Which of the lines below holds the string "data"? Copy every line that does.

========================================

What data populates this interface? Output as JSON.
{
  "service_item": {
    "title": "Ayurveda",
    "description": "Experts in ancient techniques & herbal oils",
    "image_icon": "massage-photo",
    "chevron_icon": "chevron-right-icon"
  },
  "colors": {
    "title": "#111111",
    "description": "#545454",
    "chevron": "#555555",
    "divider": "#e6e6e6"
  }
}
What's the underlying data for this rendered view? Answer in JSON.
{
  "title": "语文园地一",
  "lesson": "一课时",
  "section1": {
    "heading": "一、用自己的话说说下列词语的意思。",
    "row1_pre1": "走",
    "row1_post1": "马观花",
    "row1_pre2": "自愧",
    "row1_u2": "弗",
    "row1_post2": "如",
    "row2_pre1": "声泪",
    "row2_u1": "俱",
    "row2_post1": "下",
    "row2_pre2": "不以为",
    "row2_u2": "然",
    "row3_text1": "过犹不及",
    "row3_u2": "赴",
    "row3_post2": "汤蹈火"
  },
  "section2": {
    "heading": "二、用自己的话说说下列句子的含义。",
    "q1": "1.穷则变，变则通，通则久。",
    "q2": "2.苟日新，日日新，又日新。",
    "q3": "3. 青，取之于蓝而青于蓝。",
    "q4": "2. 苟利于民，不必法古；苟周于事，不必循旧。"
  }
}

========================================

Response to this exercise:
What data populates this interface? Output as JSON.
What's the underlying data for this rendered view? Answer in JSON.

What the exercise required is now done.